Advanced

Air pollution and social inequality in the European Union

Gelotte, Maria LU (2017) SIMV20 20171
Graduate School
Master of Science in Social Studies of Gender
Abstract
Commonly, air pollution is treated by the European Union (EU) and its member states as a structural problem with technical, one-size-fit-all solutions. The EU has the ambition to follow the United Nation’s Sustainable Development Goals , Agenda 2030 , in which, for example, gender equality is highlighted. Yet, the legislation on toxic air does not explicitly mention how they aim to achieve social equality. Neither has it a gender or intersectional perspective, as far as I could find. Instead, the EU Sustainable Development Strategy rather focus on resource efficiency and ‘green’ economic growth as a trickle-down-theory solution.

Since 2008 is clean air stated as a human right in the United Kingdom (UK), but tens of thousands living in... (More)
Commonly, air pollution is treated by the European Union (EU) and its member states as a structural problem with technical, one-size-fit-all solutions. The EU has the ambition to follow the United Nation’s Sustainable Development Goals , Agenda 2030 , in which, for example, gender equality is highlighted. Yet, the legislation on toxic air does not explicitly mention how they aim to achieve social equality. Neither has it a gender or intersectional perspective, as far as I could find. Instead, the EU Sustainable Development Strategy rather focus on resource efficiency and ‘green’ economic growth as a trickle-down-theory solution.

Since 2008 is clean air stated as a human right in the United Kingdom (UK), but tens of thousands living in UK die every year as a result of toxic air. The environmental law organisation ClientEarth has sued the UK government on their lack of action on this, and won a precedential case in the European Court of Justice in 2014.

This study compares how the EU and ClientEarth speak about air pollution and social equality, foremost in regards to health and sustainable transport. None of the actors go into greater detail on how social categories such as those with lower socioeconomic status are affected differently by ambient air, and what can be done about it.
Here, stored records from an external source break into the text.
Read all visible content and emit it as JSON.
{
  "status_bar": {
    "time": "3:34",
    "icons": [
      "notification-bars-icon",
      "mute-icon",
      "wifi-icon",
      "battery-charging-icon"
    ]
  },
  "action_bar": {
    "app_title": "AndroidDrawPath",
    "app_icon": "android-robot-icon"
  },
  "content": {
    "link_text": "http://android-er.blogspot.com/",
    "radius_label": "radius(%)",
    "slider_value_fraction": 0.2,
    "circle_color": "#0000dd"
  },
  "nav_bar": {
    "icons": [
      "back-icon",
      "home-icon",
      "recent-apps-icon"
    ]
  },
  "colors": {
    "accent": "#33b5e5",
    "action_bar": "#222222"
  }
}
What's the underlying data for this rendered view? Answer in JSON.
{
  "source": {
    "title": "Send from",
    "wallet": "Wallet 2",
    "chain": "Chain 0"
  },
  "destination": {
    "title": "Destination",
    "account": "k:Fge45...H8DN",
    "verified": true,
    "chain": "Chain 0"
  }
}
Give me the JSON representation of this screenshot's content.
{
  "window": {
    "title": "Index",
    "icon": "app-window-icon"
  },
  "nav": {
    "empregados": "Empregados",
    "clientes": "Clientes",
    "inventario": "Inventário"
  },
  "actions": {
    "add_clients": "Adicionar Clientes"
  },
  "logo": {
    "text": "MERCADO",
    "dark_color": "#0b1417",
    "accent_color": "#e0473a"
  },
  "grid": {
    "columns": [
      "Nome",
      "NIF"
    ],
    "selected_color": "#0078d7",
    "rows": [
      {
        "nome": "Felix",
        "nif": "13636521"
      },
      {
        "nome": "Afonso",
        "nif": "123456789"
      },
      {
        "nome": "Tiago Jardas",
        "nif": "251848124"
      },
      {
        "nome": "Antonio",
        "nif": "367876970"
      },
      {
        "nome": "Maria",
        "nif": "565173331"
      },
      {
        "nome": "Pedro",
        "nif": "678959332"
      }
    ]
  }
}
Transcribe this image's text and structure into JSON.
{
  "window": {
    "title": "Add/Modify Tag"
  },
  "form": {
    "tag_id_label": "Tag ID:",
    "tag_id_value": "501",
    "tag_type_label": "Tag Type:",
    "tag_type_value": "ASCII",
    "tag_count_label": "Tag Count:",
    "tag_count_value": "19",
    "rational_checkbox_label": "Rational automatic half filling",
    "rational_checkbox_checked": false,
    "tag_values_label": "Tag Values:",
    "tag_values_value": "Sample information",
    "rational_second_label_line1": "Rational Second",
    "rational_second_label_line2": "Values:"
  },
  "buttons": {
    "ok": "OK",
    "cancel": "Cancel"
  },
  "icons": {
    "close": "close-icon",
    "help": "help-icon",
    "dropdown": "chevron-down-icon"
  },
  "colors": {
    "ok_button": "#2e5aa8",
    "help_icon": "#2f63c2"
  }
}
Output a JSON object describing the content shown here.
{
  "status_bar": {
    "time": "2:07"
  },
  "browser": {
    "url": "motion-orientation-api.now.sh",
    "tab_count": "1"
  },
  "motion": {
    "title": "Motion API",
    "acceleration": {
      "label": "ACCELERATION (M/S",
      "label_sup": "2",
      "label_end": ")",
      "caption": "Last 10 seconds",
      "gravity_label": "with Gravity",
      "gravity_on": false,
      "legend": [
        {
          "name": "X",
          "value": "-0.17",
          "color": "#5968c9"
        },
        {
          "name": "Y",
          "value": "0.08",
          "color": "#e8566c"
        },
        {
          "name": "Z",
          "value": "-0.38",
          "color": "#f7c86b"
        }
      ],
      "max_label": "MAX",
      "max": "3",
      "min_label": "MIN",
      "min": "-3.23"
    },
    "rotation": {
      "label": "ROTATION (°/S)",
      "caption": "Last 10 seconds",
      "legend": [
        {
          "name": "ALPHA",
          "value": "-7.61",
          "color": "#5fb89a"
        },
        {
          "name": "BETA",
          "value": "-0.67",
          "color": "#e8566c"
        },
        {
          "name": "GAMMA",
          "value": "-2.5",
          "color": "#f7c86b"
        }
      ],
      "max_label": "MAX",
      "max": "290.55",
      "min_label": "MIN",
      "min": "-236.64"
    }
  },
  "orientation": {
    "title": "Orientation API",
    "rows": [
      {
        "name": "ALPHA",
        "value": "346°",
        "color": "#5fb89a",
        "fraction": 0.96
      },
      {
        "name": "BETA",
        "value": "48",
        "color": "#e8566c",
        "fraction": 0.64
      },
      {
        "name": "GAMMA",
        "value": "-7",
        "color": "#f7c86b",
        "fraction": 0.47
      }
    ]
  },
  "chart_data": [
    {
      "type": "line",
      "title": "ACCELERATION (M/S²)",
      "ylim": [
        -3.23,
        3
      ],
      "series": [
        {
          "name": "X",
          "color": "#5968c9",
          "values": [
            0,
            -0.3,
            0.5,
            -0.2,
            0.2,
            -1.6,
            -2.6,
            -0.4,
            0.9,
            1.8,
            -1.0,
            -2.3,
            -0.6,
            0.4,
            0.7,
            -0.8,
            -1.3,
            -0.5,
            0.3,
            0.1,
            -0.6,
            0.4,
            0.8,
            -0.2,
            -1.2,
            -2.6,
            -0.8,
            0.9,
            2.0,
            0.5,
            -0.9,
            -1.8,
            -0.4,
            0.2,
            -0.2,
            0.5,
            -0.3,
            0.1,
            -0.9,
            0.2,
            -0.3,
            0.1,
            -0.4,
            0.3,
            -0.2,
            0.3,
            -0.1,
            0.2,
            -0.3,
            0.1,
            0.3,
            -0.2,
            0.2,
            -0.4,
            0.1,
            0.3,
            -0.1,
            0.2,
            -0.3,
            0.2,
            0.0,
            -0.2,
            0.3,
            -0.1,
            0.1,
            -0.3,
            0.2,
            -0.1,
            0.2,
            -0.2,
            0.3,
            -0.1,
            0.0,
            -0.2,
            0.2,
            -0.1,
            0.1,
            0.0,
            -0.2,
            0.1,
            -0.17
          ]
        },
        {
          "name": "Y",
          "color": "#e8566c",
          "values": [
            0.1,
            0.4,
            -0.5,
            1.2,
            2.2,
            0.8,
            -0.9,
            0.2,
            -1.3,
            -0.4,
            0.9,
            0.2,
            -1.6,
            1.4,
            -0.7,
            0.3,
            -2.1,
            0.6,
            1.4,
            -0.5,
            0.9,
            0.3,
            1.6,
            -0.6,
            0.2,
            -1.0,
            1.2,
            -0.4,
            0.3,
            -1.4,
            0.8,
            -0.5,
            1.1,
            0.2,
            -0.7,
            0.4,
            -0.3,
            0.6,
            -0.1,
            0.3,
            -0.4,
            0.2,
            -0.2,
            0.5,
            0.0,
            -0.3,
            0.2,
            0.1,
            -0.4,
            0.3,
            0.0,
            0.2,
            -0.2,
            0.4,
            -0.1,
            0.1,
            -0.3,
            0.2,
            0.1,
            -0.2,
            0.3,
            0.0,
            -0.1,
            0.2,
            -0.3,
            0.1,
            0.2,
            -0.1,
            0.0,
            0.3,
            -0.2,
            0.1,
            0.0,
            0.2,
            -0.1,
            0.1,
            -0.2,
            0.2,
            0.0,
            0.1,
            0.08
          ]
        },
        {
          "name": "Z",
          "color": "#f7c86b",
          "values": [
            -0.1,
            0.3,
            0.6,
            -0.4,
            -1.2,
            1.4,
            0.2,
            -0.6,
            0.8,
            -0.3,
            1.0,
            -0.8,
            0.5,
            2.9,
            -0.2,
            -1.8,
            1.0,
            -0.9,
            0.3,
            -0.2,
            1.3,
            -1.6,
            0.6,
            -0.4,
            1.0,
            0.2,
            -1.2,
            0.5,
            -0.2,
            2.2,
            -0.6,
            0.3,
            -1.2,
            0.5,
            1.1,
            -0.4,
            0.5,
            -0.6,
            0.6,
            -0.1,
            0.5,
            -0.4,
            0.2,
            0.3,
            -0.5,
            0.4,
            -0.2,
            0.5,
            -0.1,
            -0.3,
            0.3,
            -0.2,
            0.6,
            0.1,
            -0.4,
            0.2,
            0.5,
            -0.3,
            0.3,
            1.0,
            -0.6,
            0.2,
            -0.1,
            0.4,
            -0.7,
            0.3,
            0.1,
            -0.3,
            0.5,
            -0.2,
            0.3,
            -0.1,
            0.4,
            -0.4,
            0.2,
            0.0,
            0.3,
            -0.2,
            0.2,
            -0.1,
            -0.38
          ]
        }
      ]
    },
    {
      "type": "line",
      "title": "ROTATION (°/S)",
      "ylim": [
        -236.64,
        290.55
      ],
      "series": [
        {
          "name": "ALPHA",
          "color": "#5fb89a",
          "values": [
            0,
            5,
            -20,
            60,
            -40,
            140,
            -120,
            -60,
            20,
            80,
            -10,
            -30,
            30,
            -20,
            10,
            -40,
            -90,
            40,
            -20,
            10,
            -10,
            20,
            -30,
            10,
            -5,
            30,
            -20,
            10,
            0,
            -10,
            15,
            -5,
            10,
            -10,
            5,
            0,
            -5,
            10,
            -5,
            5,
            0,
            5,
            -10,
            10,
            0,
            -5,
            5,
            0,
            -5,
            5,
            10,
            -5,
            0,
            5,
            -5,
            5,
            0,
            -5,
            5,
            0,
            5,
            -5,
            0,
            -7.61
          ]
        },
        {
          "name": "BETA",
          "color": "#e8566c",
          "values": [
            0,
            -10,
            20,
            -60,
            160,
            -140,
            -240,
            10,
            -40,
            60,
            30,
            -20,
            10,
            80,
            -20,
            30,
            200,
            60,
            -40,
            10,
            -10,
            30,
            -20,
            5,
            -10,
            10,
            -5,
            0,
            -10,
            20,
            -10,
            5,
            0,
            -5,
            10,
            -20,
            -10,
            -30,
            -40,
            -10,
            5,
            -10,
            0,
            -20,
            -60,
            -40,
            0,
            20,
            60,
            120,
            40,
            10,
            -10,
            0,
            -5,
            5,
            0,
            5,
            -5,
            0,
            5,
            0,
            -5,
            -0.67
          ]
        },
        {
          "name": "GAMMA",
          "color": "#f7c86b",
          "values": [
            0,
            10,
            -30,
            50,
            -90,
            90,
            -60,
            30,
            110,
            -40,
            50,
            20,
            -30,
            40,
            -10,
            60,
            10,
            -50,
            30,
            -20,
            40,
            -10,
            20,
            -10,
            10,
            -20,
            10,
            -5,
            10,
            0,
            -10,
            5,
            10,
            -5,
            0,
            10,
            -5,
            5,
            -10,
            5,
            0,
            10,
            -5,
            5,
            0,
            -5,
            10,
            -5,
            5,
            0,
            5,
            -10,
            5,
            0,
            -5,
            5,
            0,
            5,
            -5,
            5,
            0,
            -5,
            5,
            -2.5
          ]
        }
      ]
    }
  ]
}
The essay therefore concludes that legislation on toxic air needs to be contextualised to a greater extent, including a macro perspective keeping social inequalities in mind. In other words; environmental justice - for whom? (Less)
Please use this url to cite or link to this publication:
author
Gelotte, Maria LU
supervisor
organization
course
SIMV20 20171
year
type
H2 - Master's Degree (Two Years)
subject
keywords
Air pollution, anthropology, environmental policy, the European Union, sustainability.
language
English
id
8939436
date added to LUP
2018-06-27 12:20:23
date last changed
2018-06-27 12:20:23
@misc{8939436,
  abstract     = {Commonly, air pollution is treated by the European Union (EU) and its member states as a structural problem with technical, one-size-fit-all solutions. The EU has the ambition to follow the United Nation’s Sustainable Development Goals , Agenda 2030 , in which, for example, gender equality is highlighted. Yet, the legislation on toxic air does not explicitly mention how they aim to achieve social equality. Neither has it a gender or intersectional perspective, as far as I could find. Instead, the EU Sustainable Development Strategy rather focus on resource efficiency and ‘green’ economic growth as a trickle-down-theory solution.

Since 2008 is clean air stated as a human right in the United Kingdom (UK), but tens of thousands living in UK die every year as a result of toxic air. The environmental law organisation ClientEarth has sued the UK government on their lack of action on this, and won a precedential case in the European Court of Justice in 2014.

This study compares how the EU and ClientEarth speak about air pollution and social equality, foremost in regards to health and sustainable transport. None of the actors go into greater detail on how social categories such as those with lower socioeconomic status are affected differently by ambient air, and what can be done about it.

The essay therefore concludes that legislation on toxic air needs to be contextualised to a greater extent, including a macro perspective keeping social inequalities in mind. In other words; environmental justice - for whom?},
  author       = {Gelotte, Maria},
  keyword      = {Air pollution,anthropology,environmental policy,the European Union,sustainability.},
  language     = {eng},
  note         = {Student Paper},
  title        = {Air pollution and social inequality in the European Union},
  year         = {2017},
}